:: Required action ::
Please set down each entry exactly, omitting any picture it holds.

:: Raw data ::
==============================
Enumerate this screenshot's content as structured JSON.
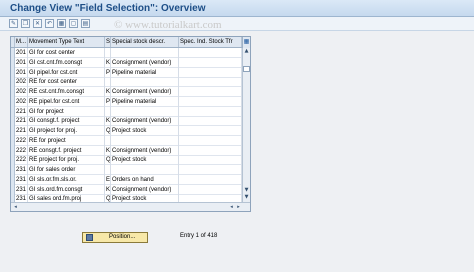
{
  "title": "Change View \"Field Selection\": Overview",
  "watermark": "© www.tutorialkart.com",
  "toolbar": {
    "icons": [
      "new-entries-icon",
      "copy-icon",
      "delete-icon",
      "undo-icon",
      "select-all-icon",
      "deselect-all-icon",
      "select-block-icon"
    ]
  },
  "table": {
    "headers": {
      "m": "M...",
      "movement_type_text": "Movement Type Text",
      "s": "S",
      "special_stock_descr": "Special stock descr.",
      "spec_ind_stock": "Spec. Ind. Stock Tfr"
    },
    "rows": [
      {
        "mvt": "201",
        "text": "GI for cost center",
        "s": "",
        "descr": ""
      },
      {
        "mvt": "201",
        "text": "GI cst.cnt.fm.consgt",
        "s": "K",
        "descr": "Consignment (vendor)"
      },
      {
        "mvt": "201",
        "text": "GI pipel.for cst.cnt",
        "s": "P",
        "descr": "Pipeline material"
      },
      {
        "mvt": "202",
        "text": "RE for cost center",
        "s": "",
        "descr": ""
      },
      {
        "mvt": "202",
        "text": "RE cst.cnt.fm.consgt",
        "s": "K",
        "descr": "Consignment (vendor)"
      },
      {
        "mvt": "202",
        "text": "RE pipel.for cst.cnt",
        "s": "P",
        "descr": "Pipeline material"
      },
      {
        "mvt": "221",
        "text": "GI for project",
        "s": "",
        "descr": ""
      },
      {
        "mvt": "221",
        "text": "GI consgt.f. project",
        "s": "K",
        "descr": "Consignment (vendor)"
      },
      {
        "mvt": "221",
        "text": "GI project for proj.",
        "s": "Q",
        "descr": "Project stock"
      },
      {
        "mvt": "222",
        "text": "RE for project",
        "s": "",
        "descr": ""
      },
      {
        "mvt": "222",
        "text": "RE consgt.f. project",
        "s": "K",
        "descr": "Consignment (vendor)"
      },
      {
        "mvt": "222",
        "text": "RE project for proj.",
        "s": "Q",
        "descr": "Project stock"
      },
      {
        "mvt": "231",
        "text": "GI for sales order",
        "s": "",
        "descr": ""
      },
      {
        "mvt": "231",
        "text": "GI sls.or.fm.sls.or.",
        "s": "E",
        "descr": "Orders on hand"
      },
      {
        "mvt": "231",
        "text": "GI sls.ord.fm.consgt",
        "s": "K",
        "descr": "Consignment (vendor)"
      },
      {
        "mvt": "231",
        "text": "GI sales ord.fm.proj",
        "s": "Q",
        "descr": "Project stock"
      }
    ]
  },
  "position_button": {
    "label": "Position...",
    "icon": "position-icon"
  },
  "entry_status": "Entry 1 of 418"
}
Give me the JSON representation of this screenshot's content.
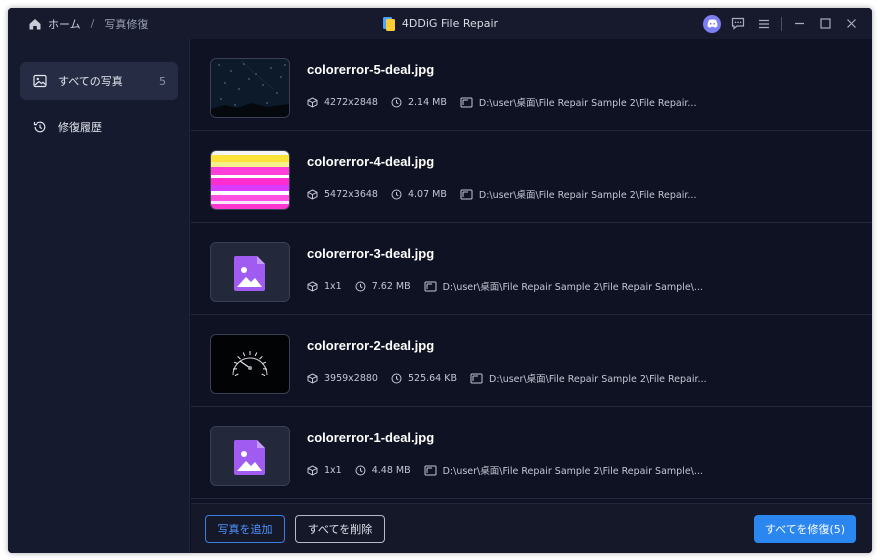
{
  "titlebar": {
    "home_label": "ホーム",
    "separator": "/",
    "current_page": "写真修復",
    "app_title": "4DDiG File Repair"
  },
  "sidebar": {
    "items": [
      {
        "label": "すべての写真",
        "count": "5",
        "icon": "image-icon",
        "active": true
      },
      {
        "label": "修復履歴",
        "count": "",
        "icon": "history-icon",
        "active": false
      }
    ]
  },
  "files": [
    {
      "name": "colorerror-5-deal.jpg",
      "resolution": "4272x2848",
      "size": "2.14 MB",
      "path": "D:\\user\\桌面\\File Repair Sample 2\\File Repair...",
      "thumb": "night-sky"
    },
    {
      "name": "colorerror-4-deal.jpg",
      "resolution": "5472x3648",
      "size": "4.07 MB",
      "path": "D:\\user\\桌面\\File Repair Sample 2\\File Repair...",
      "thumb": "color-glitch"
    },
    {
      "name": "colorerror-3-deal.jpg",
      "resolution": "1x1",
      "size": "7.62 MB",
      "path": "D:\\user\\桌面\\File Repair Sample 2\\File Repair Sample\\...",
      "thumb": "placeholder"
    },
    {
      "name": "colorerror-2-deal.jpg",
      "resolution": "3959x2880",
      "size": "525.64 KB",
      "path": "D:\\user\\桌面\\File Repair Sample 2\\File Repair...",
      "thumb": "speedometer"
    },
    {
      "name": "colorerror-1-deal.jpg",
      "resolution": "1x1",
      "size": "4.48 MB",
      "path": "D:\\user\\桌面\\File Repair Sample 2\\File Repair Sample\\...",
      "thumb": "placeholder"
    }
  ],
  "footer": {
    "add_label": "写真を追加",
    "delete_label": "すべてを削除",
    "repair_label": "すべてを修復(5)"
  },
  "colors": {
    "accent": "#2b86f0",
    "background": "#0f1222",
    "sidebar": "#151a2e",
    "placeholder_icon": "#a05cf0"
  }
}
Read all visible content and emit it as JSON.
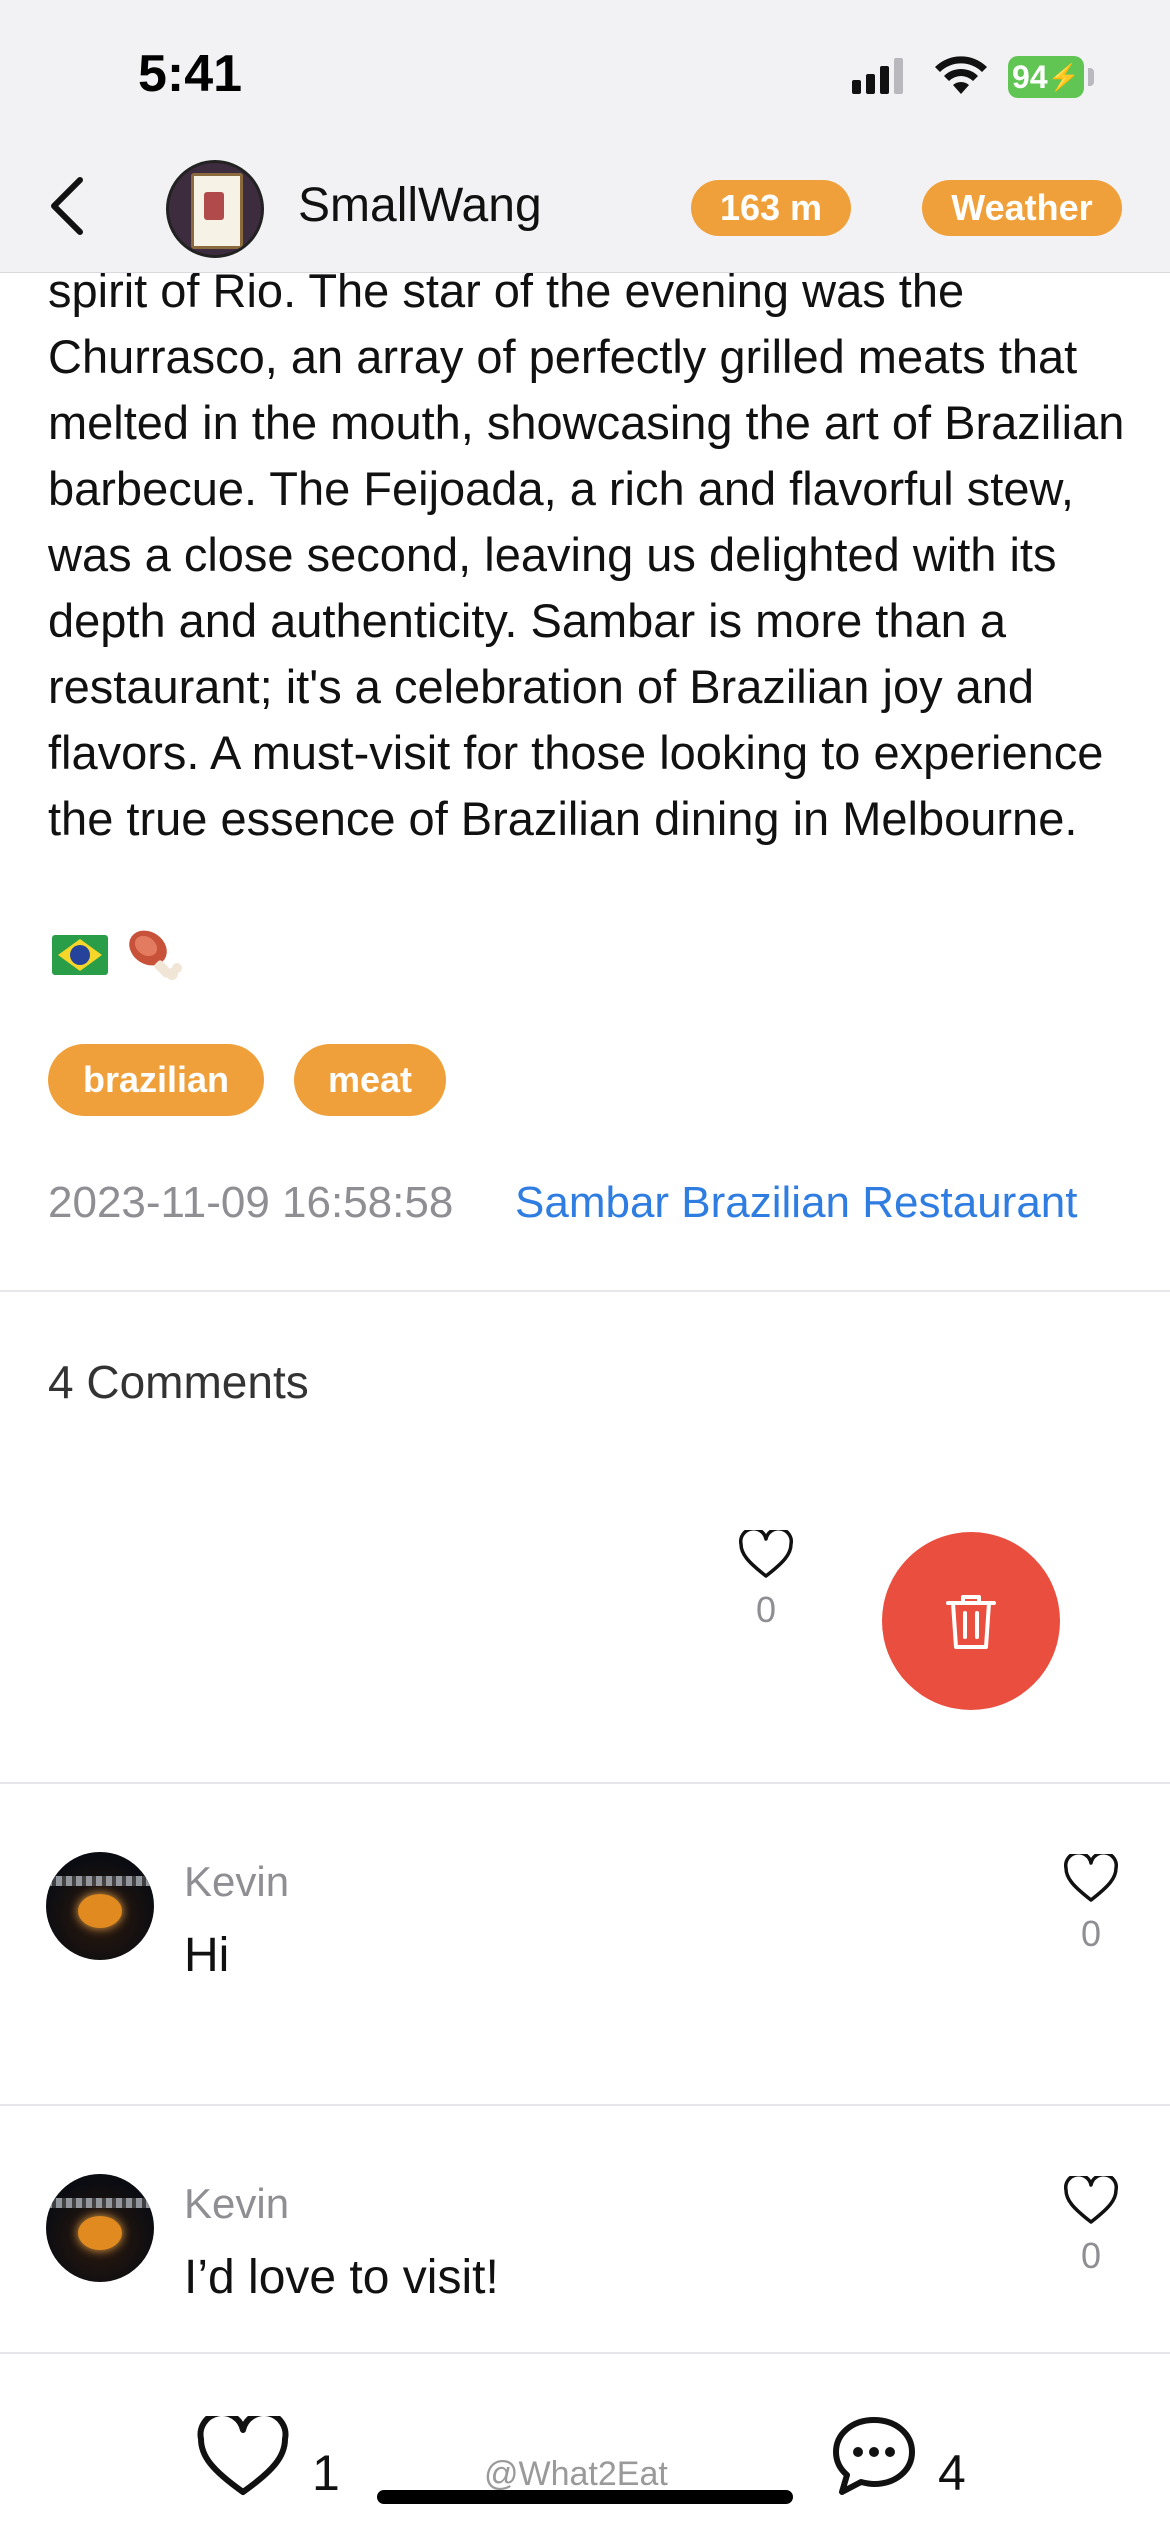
{
  "status_bar": {
    "time": "5:41",
    "battery": "94"
  },
  "header": {
    "username": "SmallWang",
    "distance": "163 m",
    "weather": "Weather"
  },
  "post": {
    "text": "spirit of Rio. The star of the evening was the Churrasco, an array of perfectly grilled meats that melted in the mouth, showcasing the art of Brazilian barbecue. The Feijoada, a rich and flavorful stew, was a close second, leaving us delighted with its depth and authenticity. Sambar is more than a restaurant; it's a celebration of Brazilian joy and flavors. A must-visit for those looking to experience the true essence of Brazilian dining in Melbourne.",
    "emojis": [
      "brazil-flag",
      "meat-on-bone"
    ],
    "tags": [
      "brazilian",
      "meat"
    ],
    "timestamp": "2023-11-09 16:58:58",
    "location": "Sambar Brazilian Restaurant"
  },
  "comments": {
    "title": "4 Comments",
    "own_comment": {
      "likes": "0"
    },
    "items": [
      {
        "name": "Kevin",
        "text": "Hi",
        "likes": "0"
      },
      {
        "name": "Kevin",
        "text": "I’d love to visit!",
        "likes": "0"
      }
    ]
  },
  "bottom_bar": {
    "likes": "1",
    "comments": "4",
    "watermark": "@What2Eat"
  },
  "colors": {
    "accent": "#f0a03a",
    "link": "#2f7de1",
    "delete": "#e94e3f",
    "battery": "#61c554"
  }
}
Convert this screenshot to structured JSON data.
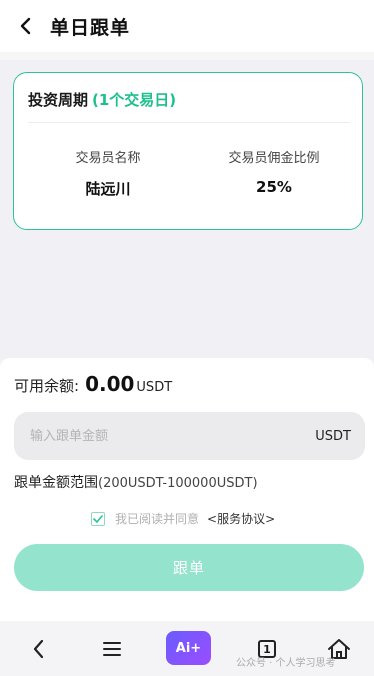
{
  "header": {
    "title": "单日跟单"
  },
  "card": {
    "title": "投资周期",
    "period": "(1个交易日)",
    "trader_name_label": "交易员名称",
    "trader_name": "陆远川",
    "commission_label": "交易员佣金比例",
    "commission": "25%"
  },
  "form": {
    "balance_label": "可用余额:",
    "balance_value": "0.00",
    "balance_unit": "USDT",
    "amount_placeholder": "输入跟单金额",
    "amount_value": "",
    "amount_unit": "USDT",
    "range_label": "跟单金额范围",
    "range_value": "(200USDT-100000USDT)",
    "agree_checked": true,
    "agree_text": "我已阅读并同意",
    "agreement_link": "<服务协议>",
    "submit_label": "跟单"
  },
  "bottom_nav": {
    "ai_label": "Ai+",
    "tab_count": "1",
    "watermark": "公众号 · 个人学习思考"
  },
  "colors": {
    "accent": "#1dbf8d",
    "button": "#93e3cd",
    "card_border": "#2cc39a"
  }
}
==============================
:: Finished task ::
Enumerate this screenshot's content as structured JSON.
{
  "title": "Change View \"Field Selection\": Overview",
  "watermark": "© www.tutorialkart.com",
  "toolbar": {
    "icons": [
      "new-entries-icon",
      "copy-icon",
      "delete-icon",
      "undo-icon",
      "select-all-icon",
      "deselect-all-icon",
      "select-block-icon"
    ]
  },
  "table": {
    "headers": {
      "m": "M...",
      "movement_type_text": "Movement Type Text",
      "s": "S",
      "special_stock_descr": "Special stock descr.",
      "spec_ind_stock": "Spec. Ind. Stock Tfr"
    },
    "rows": [
      {
        "mvt": "201",
        "text": "GI for cost center",
        "s": "",
        "descr": ""
      },
      {
        "mvt": "201",
        "text": "GI cst.cnt.fm.consgt",
        "s": "K",
        "descr": "Consignment (vendor)"
      },
      {
        "mvt": "201",
        "text": "GI pipel.for cst.cnt",
        "s": "P",
        "descr": "Pipeline material"
      },
      {
        "mvt": "202",
        "text": "RE for cost center",
        "s": "",
        "descr": ""
      },
      {
        "mvt": "202",
        "text": "RE cst.cnt.fm.consgt",
        "s": "K",
        "descr": "Consignment (vendor)"
      },
      {
        "mvt": "202",
        "text": "RE pipel.for cst.cnt",
        "s": "P",
        "descr": "Pipeline material"
      },
      {
        "mvt": "221",
        "text": "GI for project",
        "s": "",
        "descr": ""
      },
      {
        "mvt": "221",
        "text": "GI consgt.f. project",
        "s": "K",
        "descr": "Consignment (vendor)"
      },
      {
        "mvt": "221",
        "text": "GI project for proj.",
        "s": "Q",
        "descr": "Project stock"
      },
      {
        "mvt": "222",
        "text": "RE for project",
        "s": "",
        "descr": ""
      },
      {
        "mvt": "222",
        "text": "RE consgt.f. project",
        "s": "K",
        "descr": "Consignment (vendor)"
      },
      {
        "mvt": "222",
        "text": "RE project for proj.",
        "s": "Q",
        "descr": "Project stock"
      },
      {
        "mvt": "231",
        "text": "GI for sales order",
        "s": "",
        "descr": ""
      },
      {
        "mvt": "231",
        "text": "GI sls.or.fm.sls.or.",
        "s": "E",
        "descr": "Orders on hand"
      },
      {
        "mvt": "231",
        "text": "GI sls.ord.fm.consgt",
        "s": "K",
        "descr": "Consignment (vendor)"
      },
      {
        "mvt": "231",
        "text": "GI sales ord.fm.proj",
        "s": "Q",
        "descr": "Project stock"
      }
    ]
  },
  "position_button": {
    "label": "Position...",
    "icon": "position-icon"
  },
  "entry_status": "Entry 1 of 418"
}
Give me the JSON representation of this screenshot's content.
{
  "titlebar": {
    "home_label": "ホーム",
    "separator": "/",
    "current_page": "写真修復",
    "app_title": "4DDiG File Repair"
  },
  "sidebar": {
    "items": [
      {
        "label": "すべての写真",
        "count": "5",
        "icon": "image-icon",
        "active": true
      },
      {
        "label": "修復履歴",
        "count": "",
        "icon": "history-icon",
        "active": false
      }
    ]
  },
  "files": [
    {
      "name": "colorerror-5-deal.jpg",
      "resolution": "4272x2848",
      "size": "2.14 MB",
      "path": "D:\\user\\桌面\\File Repair Sample 2\\File Repair...",
      "thumb": "night-sky"
    },
    {
      "name": "colorerror-4-deal.jpg",
      "resolution": "5472x3648",
      "size": "4.07 MB",
      "path": "D:\\user\\桌面\\File Repair Sample 2\\File Repair...",
      "thumb": "color-glitch"
    },
    {
      "name": "colorerror-3-deal.jpg",
      "resolution": "1x1",
      "size": "7.62 MB",
      "path": "D:\\user\\桌面\\File Repair Sample 2\\File Repair Sample\\...",
      "thumb": "placeholder"
    },
    {
      "name": "colorerror-2-deal.jpg",
      "resolution": "3959x2880",
      "size": "525.64 KB",
      "path": "D:\\user\\桌面\\File Repair Sample 2\\File Repair...",
      "thumb": "speedometer"
    },
    {
      "name": "colorerror-1-deal.jpg",
      "resolution": "1x1",
      "size": "4.48 MB",
      "path": "D:\\user\\桌面\\File Repair Sample 2\\File Repair Sample\\...",
      "thumb": "placeholder"
    }
  ],
  "footer": {
    "add_label": "写真を追加",
    "delete_label": "すべてを削除",
    "repair_label": "すべてを修復(5)"
  },
  "colors": {
    "accent": "#2b86f0",
    "background": "#0f1222",
    "sidebar": "#151a2e",
    "placeholder_icon": "#a05cf0"
  }
}
Read all visible content and emit it as JSON.
{
  "status_bar": {
    "time": "5:41",
    "battery": "94"
  },
  "header": {
    "username": "SmallWang",
    "distance": "163 m",
    "weather": "Weather"
  },
  "post": {
    "text": "spirit of Rio. The star of the evening was the Churrasco, an array of perfectly grilled meats that melted in the mouth, showcasing the art of Brazilian barbecue. The Feijoada, a rich and flavorful stew, was a close second, leaving us delighted with its depth and authenticity. Sambar is more than a restaurant; it's a celebration of Brazilian joy and flavors. A must-visit for those looking to experience the true essence of Brazilian dining in Melbourne.",
    "emojis": [
      "brazil-flag",
      "meat-on-bone"
    ],
    "tags": [
      "brazilian",
      "meat"
    ],
    "timestamp": "2023-11-09 16:58:58",
    "location": "Sambar Brazilian Restaurant"
  },
  "comments": {
    "title": "4 Comments",
    "own_comment": {
      "likes": "0"
    },
    "items": [
      {
        "name": "Kevin",
        "text": "Hi",
        "likes": "0"
      },
      {
        "name": "Kevin",
        "text": "I’d love to visit!",
        "likes": "0"
      }
    ]
  },
  "bottom_bar": {
    "likes": "1",
    "comments": "4",
    "watermark": "@What2Eat"
  },
  "colors": {
    "accent": "#f0a03a",
    "link": "#2f7de1",
    "delete": "#e94e3f",
    "battery": "#61c554"
  }
}
Convert this screenshot to structured JSON data.
{
  "header": {
    "title": "单日跟单"
  },
  "card": {
    "title": "投资周期",
    "period": "(1个交易日)",
    "trader_name_label": "交易员名称",
    "trader_name": "陆远川",
    "commission_label": "交易员佣金比例",
    "commission": "25%"
  },
  "form": {
    "balance_label": "可用余额:",
    "balance_value": "0.00",
    "balance_unit": "USDT",
    "amount_placeholder": "输入跟单金额",
    "amount_value": "",
    "amount_unit": "USDT",
    "range_label": "跟单金额范围",
    "range_value": "(200USDT-100000USDT)",
    "agree_checked": true,
    "agree_text": "我已阅读并同意",
    "agreement_link": "<服务协议>",
    "submit_label": "跟单"
  },
  "bottom_nav": {
    "ai_label": "Ai+",
    "tab_count": "1",
    "watermark": "公众号 · 个人学习思考"
  },
  "colors": {
    "accent": "#1dbf8d",
    "button": "#93e3cd",
    "card_border": "#2cc39a"
  }
}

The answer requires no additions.